In light of the foregoing, we find that the record establishes that the parties intended the $5, 000 to be a deposit on the purchase price of the building, together with the inventory and was not intended to be earnest money, an option contract, or a current sale of the movable inventory. We now turn to whether Jones, nonetheless, is entitled to keep the $5, 000.
A contract to sell "gives either party the right to demand specific performance." La.Civ.Code art. 2623. However, the parties may negate the availability of specific performance by contracting that money paid in connection with such a contract is earnest money. Professors Tooley-Knoblett and Gruning further explain:
Louisiana's earnest money provision imparts two principles. First, earnest money serves to quantify the liability of a party who recedes from a contract to sell. Second, earnest money implicitly negates the availability of specific performance by designating (and assessing) damages as the liability of the party who recedes.
Since earnest money fixes the quantum of damages owed by the party who recedes from a contract to sell, it functions in the same manner as stipulated damages.
. . . .
The 1995 sales revision treats any sum given to the seller by the buyer in connection with a contract to sell as a deposit. Under this suppletive or default scheme, an aggrieved party may seek either specific performance or dissolution upon the other party's breach. If the aggrieved party elects dissolution, then that party may seek compensatory damages. The claimant must prove that he has sustained damages which are recoverable in accordance with general contract principles.

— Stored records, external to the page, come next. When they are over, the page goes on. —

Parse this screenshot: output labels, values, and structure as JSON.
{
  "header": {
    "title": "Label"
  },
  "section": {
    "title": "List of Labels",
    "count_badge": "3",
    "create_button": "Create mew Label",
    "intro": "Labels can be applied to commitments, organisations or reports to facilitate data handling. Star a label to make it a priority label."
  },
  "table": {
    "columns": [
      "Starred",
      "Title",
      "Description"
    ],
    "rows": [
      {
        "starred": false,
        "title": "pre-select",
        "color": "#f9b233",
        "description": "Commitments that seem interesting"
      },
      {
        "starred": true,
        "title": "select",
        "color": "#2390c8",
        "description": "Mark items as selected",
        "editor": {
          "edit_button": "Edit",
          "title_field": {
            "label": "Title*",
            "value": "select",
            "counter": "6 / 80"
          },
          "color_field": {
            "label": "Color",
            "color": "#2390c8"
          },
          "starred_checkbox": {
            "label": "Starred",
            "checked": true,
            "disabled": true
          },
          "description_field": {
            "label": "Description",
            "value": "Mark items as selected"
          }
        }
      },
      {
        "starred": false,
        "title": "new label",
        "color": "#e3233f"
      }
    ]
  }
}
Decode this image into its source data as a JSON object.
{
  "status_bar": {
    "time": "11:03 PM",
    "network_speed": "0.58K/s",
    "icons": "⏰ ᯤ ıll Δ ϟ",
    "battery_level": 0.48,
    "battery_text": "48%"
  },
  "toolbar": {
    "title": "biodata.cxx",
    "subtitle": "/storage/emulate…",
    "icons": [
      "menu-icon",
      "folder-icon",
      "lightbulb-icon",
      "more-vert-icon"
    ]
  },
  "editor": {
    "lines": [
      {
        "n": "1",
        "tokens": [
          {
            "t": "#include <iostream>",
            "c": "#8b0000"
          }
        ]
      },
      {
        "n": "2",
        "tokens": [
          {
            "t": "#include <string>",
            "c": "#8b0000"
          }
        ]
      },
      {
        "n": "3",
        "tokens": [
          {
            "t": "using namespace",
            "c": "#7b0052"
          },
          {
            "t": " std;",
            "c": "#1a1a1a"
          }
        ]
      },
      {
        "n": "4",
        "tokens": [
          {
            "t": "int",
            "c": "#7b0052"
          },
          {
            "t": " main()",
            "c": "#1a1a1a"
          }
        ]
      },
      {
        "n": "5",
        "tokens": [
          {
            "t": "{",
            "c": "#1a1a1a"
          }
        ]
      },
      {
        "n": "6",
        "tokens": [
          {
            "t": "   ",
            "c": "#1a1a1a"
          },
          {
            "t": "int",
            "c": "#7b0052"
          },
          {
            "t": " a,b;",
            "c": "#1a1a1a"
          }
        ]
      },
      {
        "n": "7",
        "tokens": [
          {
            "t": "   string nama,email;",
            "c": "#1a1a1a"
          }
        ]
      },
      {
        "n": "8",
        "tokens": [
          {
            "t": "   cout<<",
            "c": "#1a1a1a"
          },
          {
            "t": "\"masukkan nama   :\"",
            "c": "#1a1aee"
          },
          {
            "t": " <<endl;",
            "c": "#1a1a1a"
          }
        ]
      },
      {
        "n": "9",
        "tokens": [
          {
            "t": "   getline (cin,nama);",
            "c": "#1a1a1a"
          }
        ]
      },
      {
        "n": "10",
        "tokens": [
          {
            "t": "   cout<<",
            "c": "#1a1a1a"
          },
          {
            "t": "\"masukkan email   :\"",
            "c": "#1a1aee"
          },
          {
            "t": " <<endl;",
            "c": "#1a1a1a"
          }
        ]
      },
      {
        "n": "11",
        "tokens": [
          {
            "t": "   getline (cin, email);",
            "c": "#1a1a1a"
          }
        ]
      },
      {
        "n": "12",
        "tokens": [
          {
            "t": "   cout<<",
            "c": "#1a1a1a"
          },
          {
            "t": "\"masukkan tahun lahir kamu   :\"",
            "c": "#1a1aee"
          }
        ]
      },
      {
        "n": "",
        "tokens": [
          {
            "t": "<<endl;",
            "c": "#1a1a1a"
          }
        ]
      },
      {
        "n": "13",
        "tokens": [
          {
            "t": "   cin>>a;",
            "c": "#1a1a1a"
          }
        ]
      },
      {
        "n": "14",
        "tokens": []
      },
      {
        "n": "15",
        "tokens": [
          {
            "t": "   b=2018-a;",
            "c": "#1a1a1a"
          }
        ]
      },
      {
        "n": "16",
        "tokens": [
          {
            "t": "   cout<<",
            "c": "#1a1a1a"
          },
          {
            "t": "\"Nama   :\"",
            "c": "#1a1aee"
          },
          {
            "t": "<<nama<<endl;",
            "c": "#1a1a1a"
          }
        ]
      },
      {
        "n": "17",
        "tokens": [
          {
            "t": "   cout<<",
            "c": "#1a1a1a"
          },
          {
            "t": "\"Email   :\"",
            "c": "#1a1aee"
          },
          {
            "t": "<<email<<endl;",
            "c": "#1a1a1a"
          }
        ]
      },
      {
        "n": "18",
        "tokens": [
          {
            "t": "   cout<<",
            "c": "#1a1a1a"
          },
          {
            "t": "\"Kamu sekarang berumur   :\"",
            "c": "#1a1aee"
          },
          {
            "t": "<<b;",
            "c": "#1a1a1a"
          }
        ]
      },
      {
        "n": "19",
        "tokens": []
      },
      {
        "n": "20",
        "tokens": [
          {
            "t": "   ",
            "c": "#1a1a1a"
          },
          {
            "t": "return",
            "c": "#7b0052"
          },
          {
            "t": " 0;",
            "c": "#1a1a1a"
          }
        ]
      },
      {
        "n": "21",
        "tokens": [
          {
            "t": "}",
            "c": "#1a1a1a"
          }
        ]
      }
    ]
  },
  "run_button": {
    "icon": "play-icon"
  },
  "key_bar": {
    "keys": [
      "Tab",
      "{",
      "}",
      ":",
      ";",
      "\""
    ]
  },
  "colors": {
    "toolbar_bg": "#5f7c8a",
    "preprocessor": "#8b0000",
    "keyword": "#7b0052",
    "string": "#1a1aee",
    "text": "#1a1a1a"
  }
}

24 D. Tooley-Knoblett & D. Gruning, Louisiana Civil Law Treatise: Sales §5:11 (2014)(footnotes omitted)(emphasis added).
Jones may seek the remedy of specific performance or dissolution of the contract and compensatory damages. However, Jones has neither pled nor proved the existence of the obligation,  as is required by La.Civ.Code art. 1831, the grounds for non-performance, or damages. Therefore, we find that, in connection with the oral agreement to buy and sell the building known as La De Da Boutique and the inventory therein, Robar is entitled to a return of the $5, 000.
In accordance with the principles above, we find that the trial court committed legal error in finding the $5, 000 was forfeited by Robar. Therefore, we reverse the judgment of the trial court and render judgment in favor of Plaintiff, Roxann Robar, and against Defendant, Patricia McCoy Jones, in the amount of $5, 000. All costs of this proceeding are taxed to Defendant, Patricia McCoy Jones.
REVERSED AND RENDERED.